- [Work request]:
Nothing in the records below should be altered when they are retyped.

(Dataset rows for apps and sites)
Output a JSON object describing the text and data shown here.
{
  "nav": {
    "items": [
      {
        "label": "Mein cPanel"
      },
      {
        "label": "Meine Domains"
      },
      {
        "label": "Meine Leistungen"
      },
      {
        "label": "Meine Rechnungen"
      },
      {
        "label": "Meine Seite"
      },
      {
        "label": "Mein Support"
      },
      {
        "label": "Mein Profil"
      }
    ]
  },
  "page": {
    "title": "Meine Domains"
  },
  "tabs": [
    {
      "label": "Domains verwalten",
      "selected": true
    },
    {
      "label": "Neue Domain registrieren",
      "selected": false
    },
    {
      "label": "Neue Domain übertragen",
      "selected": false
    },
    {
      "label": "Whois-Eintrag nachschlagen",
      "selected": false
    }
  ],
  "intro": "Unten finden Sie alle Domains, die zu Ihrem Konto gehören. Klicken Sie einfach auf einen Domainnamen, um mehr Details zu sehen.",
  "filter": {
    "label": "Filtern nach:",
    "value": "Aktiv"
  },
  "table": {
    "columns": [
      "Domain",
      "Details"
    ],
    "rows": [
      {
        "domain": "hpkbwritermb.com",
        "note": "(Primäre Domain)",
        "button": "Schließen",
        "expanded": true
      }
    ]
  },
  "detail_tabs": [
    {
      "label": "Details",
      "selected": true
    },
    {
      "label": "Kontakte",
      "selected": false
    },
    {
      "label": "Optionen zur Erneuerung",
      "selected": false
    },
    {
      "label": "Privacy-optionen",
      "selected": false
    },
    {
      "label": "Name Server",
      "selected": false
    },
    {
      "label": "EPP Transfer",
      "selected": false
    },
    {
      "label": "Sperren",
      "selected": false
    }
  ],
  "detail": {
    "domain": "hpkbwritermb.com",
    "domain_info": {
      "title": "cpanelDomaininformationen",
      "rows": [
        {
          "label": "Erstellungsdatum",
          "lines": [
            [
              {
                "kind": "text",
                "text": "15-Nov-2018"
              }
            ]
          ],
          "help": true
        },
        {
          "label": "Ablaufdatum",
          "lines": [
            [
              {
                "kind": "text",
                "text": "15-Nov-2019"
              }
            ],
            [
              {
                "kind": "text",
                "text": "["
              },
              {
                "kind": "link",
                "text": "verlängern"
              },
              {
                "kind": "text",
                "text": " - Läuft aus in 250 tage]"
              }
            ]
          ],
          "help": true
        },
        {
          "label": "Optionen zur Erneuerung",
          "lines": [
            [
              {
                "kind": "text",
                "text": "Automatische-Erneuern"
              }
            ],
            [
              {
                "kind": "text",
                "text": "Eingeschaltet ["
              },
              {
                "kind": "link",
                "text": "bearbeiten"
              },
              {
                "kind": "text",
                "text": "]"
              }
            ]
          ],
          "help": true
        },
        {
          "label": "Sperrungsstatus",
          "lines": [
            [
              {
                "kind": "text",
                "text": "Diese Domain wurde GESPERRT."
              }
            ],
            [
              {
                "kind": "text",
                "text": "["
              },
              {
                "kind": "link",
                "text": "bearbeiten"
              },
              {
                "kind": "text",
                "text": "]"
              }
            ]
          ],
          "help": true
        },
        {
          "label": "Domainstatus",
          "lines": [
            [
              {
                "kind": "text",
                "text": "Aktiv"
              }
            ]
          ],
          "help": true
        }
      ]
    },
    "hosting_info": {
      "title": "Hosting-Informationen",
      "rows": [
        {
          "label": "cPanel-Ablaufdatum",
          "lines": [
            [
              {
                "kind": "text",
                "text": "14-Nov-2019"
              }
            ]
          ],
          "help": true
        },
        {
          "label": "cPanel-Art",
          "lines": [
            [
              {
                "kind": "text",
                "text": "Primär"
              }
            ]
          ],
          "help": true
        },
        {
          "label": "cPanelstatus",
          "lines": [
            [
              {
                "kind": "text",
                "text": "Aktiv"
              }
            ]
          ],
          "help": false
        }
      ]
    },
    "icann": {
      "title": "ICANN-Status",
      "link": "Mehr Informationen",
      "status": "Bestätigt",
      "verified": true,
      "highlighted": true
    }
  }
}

- [Exercise result]:
Output a JSON object describing the text and data shown here.
{
  "nav": {
    "items": [
      {
        "label": "Mein cPanel"
      },
      {
        "label": "Meine Domains"
      },
      {
        "label": "Meine Leistungen"
      },
      {
        "label": "Meine Rechnungen"
      },
      {
        "label": "Meine Seite"
      },
      {
        "label": "Mein Support"
      },
      {
        "label": "Mein Profil"
      }
    ]
  },
  "page": {
    "title": "Meine Domains"
  },
  "tabs": [
    {
      "label": "Domains verwalten",
      "selected": true
    },
    {
      "label": "Neue Domain registrieren",
      "selected": false
    },
    {
      "label": "Neue Domain übertragen",
      "selected": false
    },
    {
      "label": "Whois-Eintrag nachschlagen",
      "selected": false
    }
  ],
  "intro": "Unten finden Sie alle Domains, die zu Ihrem Konto gehören. Klicken Sie einfach auf einen Domainnamen, um mehr Details zu sehen.",
  "filter": {
    "label": "Filtern nach:",
    "value": "Aktiv"
  },
  "table": {
    "columns": [
      "Domain",
      "Details"
    ],
    "rows": [
      {
        "domain": "hpkbwritermb.com",
        "note": "(Primäre Domain)",
        "button": "Schließen",
        "expanded": true
      }
    ]
  },
  "detail_tabs": [
    {
      "label": "Details",
      "selected": true
    },
    {
      "label": "Kontakte",
      "selected": false
    },
    {
      "label": "Optionen zur Erneuerung",
      "selected": false
    },
    {
      "label": "Privacy-optionen",
      "selected": false
    },
    {
      "label": "Name Server",
      "selected": false
    },
    {
      "label": "EPP Transfer",
      "selected": false
    },
    {
      "label": "Sperren",
      "selected": false
    }
  ],
  "detail": {
    "domain": "hpkbwritermb.com",
    "domain_info": {
      "title": "cpanelDomaininformationen",
      "rows": [
        {
          "label": "Erstellungsdatum",
          "lines": [
            [
              {
                "kind": "text",
                "text": "15-Nov-2018"
              }
            ]
          ],
          "help": true
        },
        {
          "label": "Ablaufdatum",
          "lines": [
            [
              {
                "kind": "text",
                "text": "15-Nov-2019"
              }
            ],
            [
              {
                "kind": "text",
                "text": "["
              },
              {
                "kind": "link",
                "text": "verlängern"
              },
              {
                "kind": "text",
                "text": " - Läuft aus in 250 tage]"
              }
            ]
          ],
          "help": true
        },
        {
          "label": "Optionen zur Erneuerung",
          "lines": [
            [
              {
                "kind": "text",
                "text": "Automatische-Erneuern"
              }
            ],
            [
              {
                "kind": "text",
                "text": "Eingeschaltet ["
              },
              {
                "kind": "link",
                "text": "bearbeiten"
              },
              {
                "kind": "text",
                "text": "]"
              }
            ]
          ],
          "help": true
        },
        {
          "label": "Sperrungsstatus",
          "lines": [
            [
              {
                "kind": "text",
                "text": "Diese Domain wurde GESPERRT."
              }
            ],
            [
              {
                "kind": "text",
                "text": "["
              },
              {
                "kind": "link",
                "text": "bearbeiten"
              },
              {
                "kind": "text",
                "text": "]"
              }
            ]
          ],
          "help": true
        },
        {
          "label": "Domainstatus",
          "lines": [
            [
              {
                "kind": "text",
                "text": "Aktiv"
              }
            ]
          ],
          "help": true
        }
      ]
    },
    "hosting_info": {
      "title": "Hosting-Informationen",
      "rows": [
        {
          "label": "cPanel-Ablaufdatum",
          "lines": [
            [
              {
                "kind": "text",
                "text": "14-Nov-2019"
              }
            ]
          ],
          "help": true
        },
        {
          "label": "cPanel-Art",
          "lines": [
            [
              {
                "kind": "text",
                "text": "Primär"
              }
            ]
          ],
          "help": true
        },
        {
          "label": "cPanelstatus",
          "lines": [
            [
              {
                "kind": "text",
                "text": "Aktiv"
              }
            ]
          ],
          "help": false
        }
      ]
    },
    "icann": {
      "title": "ICANN-Status",
      "link": "Mehr Informationen",
      "status": "Bestätigt",
      "verified": true,
      "highlighted": true
    }
  }
}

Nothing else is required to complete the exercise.